6. Gloria Steinem took issue with one of DC Comics's Wonder Woman storylines.

Gloria Steinem didn't want to forget the old Wonder Woman.Leigh Vogel/Getty Images

Although Wonder Woman was a huge hit when she was introduced, the character's superpowers and costume were temporarily removed for a storyline in the late ‘60s, when DC turned the character into a contemporary working woman who moonlighted as a spy and embraced her ordinary identity as Diana Prince. However, famed feminist and activist Gloria Steinem was a huge fan of the Wonder Woman comics and was disheartened to see the character stripped of her position. She then began fiercely advocating for her powers and original costume to be restored, even going so far as to have the character on the cover of Ms. magazine in 1972 to drum up support. By 1973, the character's abilities and lasso were back.

"They said that I had taken the only powerful woman in comics and had taken her power away from her," the late Wonder Woman writer Denny O'Neil said about the controversy. "[I] absolutely see what they were talking about ... [It was] not one of the more glorious chapters in my comic book career."

7. Andy Warhol directed a Batman movie without the permission of DC Comics.

In 1964, American pop artist Andy Warhol created a black-and-white movie called Batman Dracula, a campy fan film that he considered an homage to the comics. He did not receive permission to create the film or use the Batman character. Experimental filmmaker Jack Smith played both the Dark Knight and the famed vampire; disappointingly, a complete print of the film has never been found.

8. Neil Gaiman’s The Sandman #19 was the first (and only) comic to win a World Fantasy Award for Best Short Story.

First presented in 1975, the World Fantasy Awards are prestigious prizes given to the best fantasy fiction with categories including novels, novellas, short fiction, and several special awards. In 1991, Neil Gaiman’s Sandman #19, published by DC Comics's imprint Vertigo, won for best short story, an award category that was never intended for graphic novels but didn't explicitly exclude them, either.
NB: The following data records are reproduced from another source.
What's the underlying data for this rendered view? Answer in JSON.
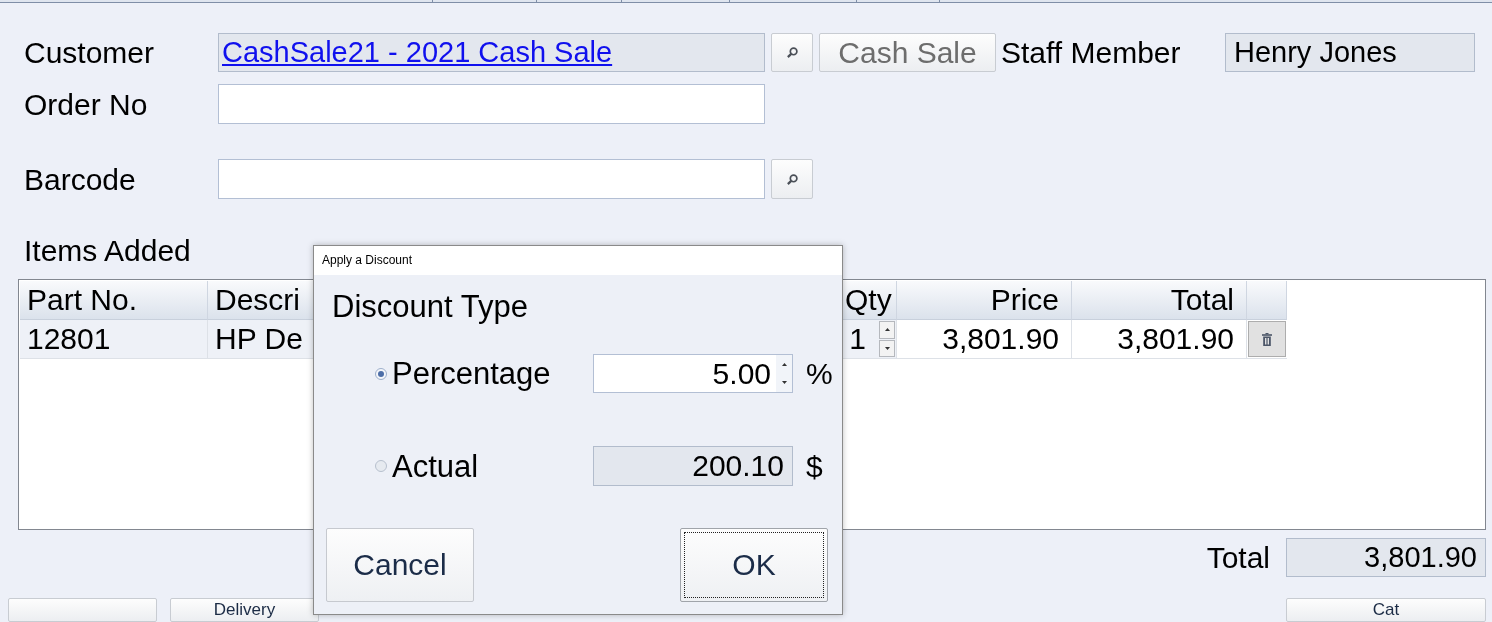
{
  "customer": {
    "label": "Customer",
    "value": "CashSale21 - 2021 Cash Sale",
    "readonly": true
  },
  "cash_sale_button": {
    "label": "Cash Sale",
    "disabled": true
  },
  "staff_member": {
    "label": "Staff Member",
    "value": "Henry Jones",
    "readonly": true
  },
  "order_no": {
    "label": "Order No",
    "readonly": false
  },
  "barcode": {
    "label": "Barcode",
    "readonly": false
  },
  "items": {
    "title": "Items Added",
    "columns": [
      {
        "label": "Part No.",
        "kind": "text"
      },
      {
        "label": "Descri",
        "kind": "text"
      },
      {
        "label": "Qty",
        "kind": "qty"
      },
      {
        "label": "Price",
        "kind": "number"
      },
      {
        "label": "Total",
        "kind": "number"
      },
      {
        "kind": "action"
      }
    ],
    "rows": [
      {
        "cells": [
          "12801",
          "HP De",
          "1",
          "3,801.90",
          "3,801.90"
        ]
      }
    ]
  },
  "total": {
    "label": "Total",
    "value": "3,801.90"
  },
  "bottom_buttons": {
    "left": [
      {
        "kind": "blank"
      },
      {
        "kind": "labeled",
        "label": "Delivery"
      }
    ],
    "right": [
      {
        "kind": "labeled",
        "label": "Cat"
      }
    ]
  },
  "dialog": {
    "title": "Apply a Discount",
    "heading": "Discount Type",
    "options": [
      {
        "label": "Percentage",
        "selected": true,
        "kind": "spinner",
        "value": "5.00",
        "unit": "%"
      },
      {
        "label": "Actual",
        "selected": false,
        "kind": "text",
        "value": "200.10",
        "unit": "$"
      }
    ],
    "buttons": [
      {
        "label": "Cancel",
        "focused": false
      },
      {
        "label": "OK",
        "focused": true
      }
    ]
  }
}
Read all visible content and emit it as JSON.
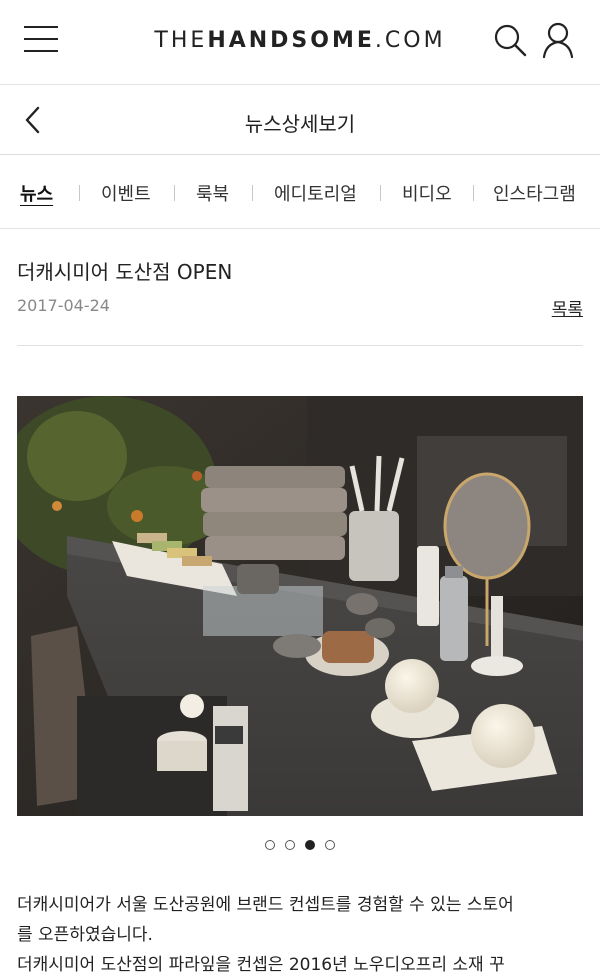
{
  "header": {
    "logo_prefix": "THE",
    "logo_bold": "HANDSOME",
    "logo_suffix": ".COM"
  },
  "subheader": {
    "title": "뉴스상세보기"
  },
  "tabs": [
    {
      "label": "뉴스",
      "active": true
    },
    {
      "label": "이벤트",
      "active": false
    },
    {
      "label": "룩북",
      "active": false
    },
    {
      "label": "에디토리얼",
      "active": false
    },
    {
      "label": "비디오",
      "active": false
    },
    {
      "label": "인스타그램",
      "active": false
    }
  ],
  "article": {
    "title": "더캐시미어 도산점 OPEN",
    "date": "2017-04-24",
    "list_label": "목록",
    "carousel": {
      "total": 4,
      "active_index": 3
    },
    "body_line1": "더캐시미어가 서울 도산공원에 브랜드 컨셉트를 경험할 수 있는 스토어",
    "body_line2": "를 오픈하였습니다.",
    "body_line3": "더캐시미어 도산점의 파라잎을 컨셉은 2016년 노우디오프리 소재 꾸"
  },
  "colors": {
    "text": "#222222",
    "muted": "#888888",
    "divider": "#e2e2e2"
  }
}
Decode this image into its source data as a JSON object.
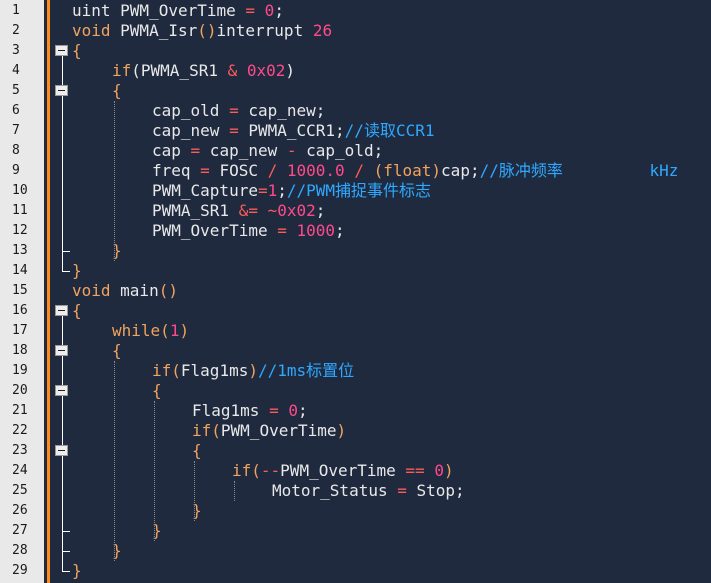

While the win helped further legitimize comic books as an art form, some on the committee felt it shouldn't have even been considered in the first place. After the award was announced, comics and graphic novels were ruled ineligible from the category in the future. Instead, they were to be awarded in the Special Award—Professional category.

"It got the award on a Saturday night, and on a Sunday morning, they changed the rules to make sure it could never happen again," Gaiman recalled. "It was more than closing the stable door after the horse had gone; it was more like closing the stable door after the horse had gotten out and won the Kentucky Derby."

9. Comic Sans was inspired by the lettering in DC Comics like Dark Knight Returns and Watchmen.

When Microsoft engineer Vincent Connare was instructed to make a lighthearted font for a new Microsoft interface, he took inspiration from the lettering in DC titles like The Dark Knight Returns and Watchmen. Thus came Comic Sans, which bears its inspiration in its name and has since become one of the most despised fonts ever, with Watchmen artist and letterer Dave Gibbons calling it "a blight upon the Western world."

10. After a series of mergers, DC Comics is owned by Warner Bros. today.

In 1967, National Periodical Publications, which would soon officially be known as DC Comics, was purchased by Kinney National Services, Inc. That company would soon purchase Warner Bros. and was rebranded as Warner Communications. The company then joined Time Inc. in a 1989 merger. Today, DC Entertainment, which includes comics, licensing, and other related material, is a subsidiary of Warner Bros. within AT&T's WarnerMedia. In 2021, it was announced that yet another merger was planned, with DC and Warner Media heading to Discovery Media in the near future once the deal officially goes through.